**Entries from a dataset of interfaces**
-------

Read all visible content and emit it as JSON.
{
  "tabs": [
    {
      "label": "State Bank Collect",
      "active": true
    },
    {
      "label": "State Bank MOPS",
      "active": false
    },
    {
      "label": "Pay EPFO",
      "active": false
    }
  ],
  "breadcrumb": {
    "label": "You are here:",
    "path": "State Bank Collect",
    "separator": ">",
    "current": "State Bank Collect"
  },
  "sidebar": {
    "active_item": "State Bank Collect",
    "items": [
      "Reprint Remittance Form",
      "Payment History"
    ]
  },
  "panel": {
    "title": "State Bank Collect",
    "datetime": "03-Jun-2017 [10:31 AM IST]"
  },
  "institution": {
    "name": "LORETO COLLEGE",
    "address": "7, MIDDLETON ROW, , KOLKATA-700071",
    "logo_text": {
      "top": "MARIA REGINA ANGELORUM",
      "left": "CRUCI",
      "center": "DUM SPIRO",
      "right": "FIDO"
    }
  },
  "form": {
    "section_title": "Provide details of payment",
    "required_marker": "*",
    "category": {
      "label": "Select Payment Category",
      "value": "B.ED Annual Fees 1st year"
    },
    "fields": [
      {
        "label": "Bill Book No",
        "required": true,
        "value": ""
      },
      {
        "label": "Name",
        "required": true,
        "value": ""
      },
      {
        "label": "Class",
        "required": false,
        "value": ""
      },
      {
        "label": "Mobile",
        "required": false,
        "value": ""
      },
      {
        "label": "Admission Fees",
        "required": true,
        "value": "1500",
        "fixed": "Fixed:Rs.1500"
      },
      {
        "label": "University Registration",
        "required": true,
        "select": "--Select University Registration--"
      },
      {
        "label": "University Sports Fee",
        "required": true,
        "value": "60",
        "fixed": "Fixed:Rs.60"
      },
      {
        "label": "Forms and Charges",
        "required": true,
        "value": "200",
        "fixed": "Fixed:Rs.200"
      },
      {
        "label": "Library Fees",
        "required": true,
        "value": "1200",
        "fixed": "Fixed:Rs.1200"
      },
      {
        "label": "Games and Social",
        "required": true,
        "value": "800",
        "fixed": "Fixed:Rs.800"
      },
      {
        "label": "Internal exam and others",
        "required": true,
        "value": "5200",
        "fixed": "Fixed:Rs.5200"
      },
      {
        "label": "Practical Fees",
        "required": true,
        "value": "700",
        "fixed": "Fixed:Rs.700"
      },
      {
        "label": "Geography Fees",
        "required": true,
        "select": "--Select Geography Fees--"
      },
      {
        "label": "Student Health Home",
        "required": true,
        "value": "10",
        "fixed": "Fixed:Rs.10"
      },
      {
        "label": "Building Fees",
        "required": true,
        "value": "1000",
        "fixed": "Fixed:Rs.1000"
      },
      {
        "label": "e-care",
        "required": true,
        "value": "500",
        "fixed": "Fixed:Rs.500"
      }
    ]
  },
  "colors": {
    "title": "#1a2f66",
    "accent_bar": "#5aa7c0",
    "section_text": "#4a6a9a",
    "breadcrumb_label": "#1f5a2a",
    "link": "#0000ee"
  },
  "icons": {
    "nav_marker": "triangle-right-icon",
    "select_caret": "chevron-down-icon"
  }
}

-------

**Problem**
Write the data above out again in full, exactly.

**Solution to the problem**
Read all visible content and emit it as JSON.
{
  "tabs": [
    {
      "label": "State Bank Collect",
      "active": true
    },
    {
      "label": "State Bank MOPS",
      "active": false
    },
    {
      "label": "Pay EPFO",
      "active": false
    }
  ],
  "breadcrumb": {
    "label": "You are here:",
    "path": "State Bank Collect",
    "separator": ">",
    "current": "State Bank Collect"
  },
  "sidebar": {
    "active_item": "State Bank Collect",
    "items": [
      "Reprint Remittance Form",
      "Payment History"
    ]
  },
  "panel": {
    "title": "State Bank Collect",
    "datetime": "03-Jun-2017 [10:31 AM IST]"
  },
  "institution": {
    "name": "LORETO COLLEGE",
    "address": "7, MIDDLETON ROW, , KOLKATA-700071",
    "logo_text": {
      "top": "MARIA REGINA ANGELORUM",
      "left": "CRUCI",
      "center": "DUM SPIRO",
      "right": "FIDO"
    }
  },
  "form": {
    "section_title": "Provide details of payment",
    "required_marker": "*",
    "category": {
      "label": "Select Payment Category",
      "value": "B.ED Annual Fees 1st year"
    },
    "fields": [
      {
        "label": "Bill Book No",
        "required": true,
        "value": ""
      },
      {
        "label": "Name",
        "required": true,
        "value": ""
      },
      {
        "label": "Class",
        "required": false,
        "value": ""
      },
      {
        "label": "Mobile",
        "required": false,
        "value": ""
      },
      {
        "label": "Admission Fees",
        "required": true,
        "value": "1500",
        "fixed": "Fixed:Rs.1500"
      },
      {
        "label": "University Registration",
        "required": true,
        "select": "--Select University Registration--"
      },
      {
        "label": "University Sports Fee",
        "required": true,
        "value": "60",
        "fixed": "Fixed:Rs.60"
      },
      {
        "label": "Forms and Charges",
        "required": true,
        "value": "200",
        "fixed": "Fixed:Rs.200"
      },
      {
        "label": "Library Fees",
        "required": true,
        "value": "1200",
        "fixed": "Fixed:Rs.1200"
      },
      {
        "label": "Games and Social",
        "required": true,
        "value": "800",
        "fixed": "Fixed:Rs.800"
      },
      {
        "label": "Internal exam and others",
        "required": true,
        "value": "5200",
        "fixed": "Fixed:Rs.5200"
      },
      {
        "label": "Practical Fees",
        "required": true,
        "value": "700",
        "fixed": "Fixed:Rs.700"
      },
      {
        "label": "Geography Fees",
        "required": true,
        "select": "--Select Geography Fees--"
      },
      {
        "label": "Student Health Home",
        "required": true,
        "value": "10",
        "fixed": "Fixed:Rs.10"
      },
      {
        "label": "Building Fees",
        "required": true,
        "value": "1000",
        "fixed": "Fixed:Rs.1000"
      },
      {
        "label": "e-care",
        "required": true,
        "value": "500",
        "fixed": "Fixed:Rs.500"
      }
    ]
  },
  "colors": {
    "title": "#1a2f66",
    "accent_bar": "#5aa7c0",
    "section_text": "#4a6a9a",
    "breadcrumb_label": "#1f5a2a",
    "link": "#0000ee"
  },
  "icons": {
    "nav_marker": "triangle-right-icon",
    "select_caret": "chevron-down-icon"
  }
}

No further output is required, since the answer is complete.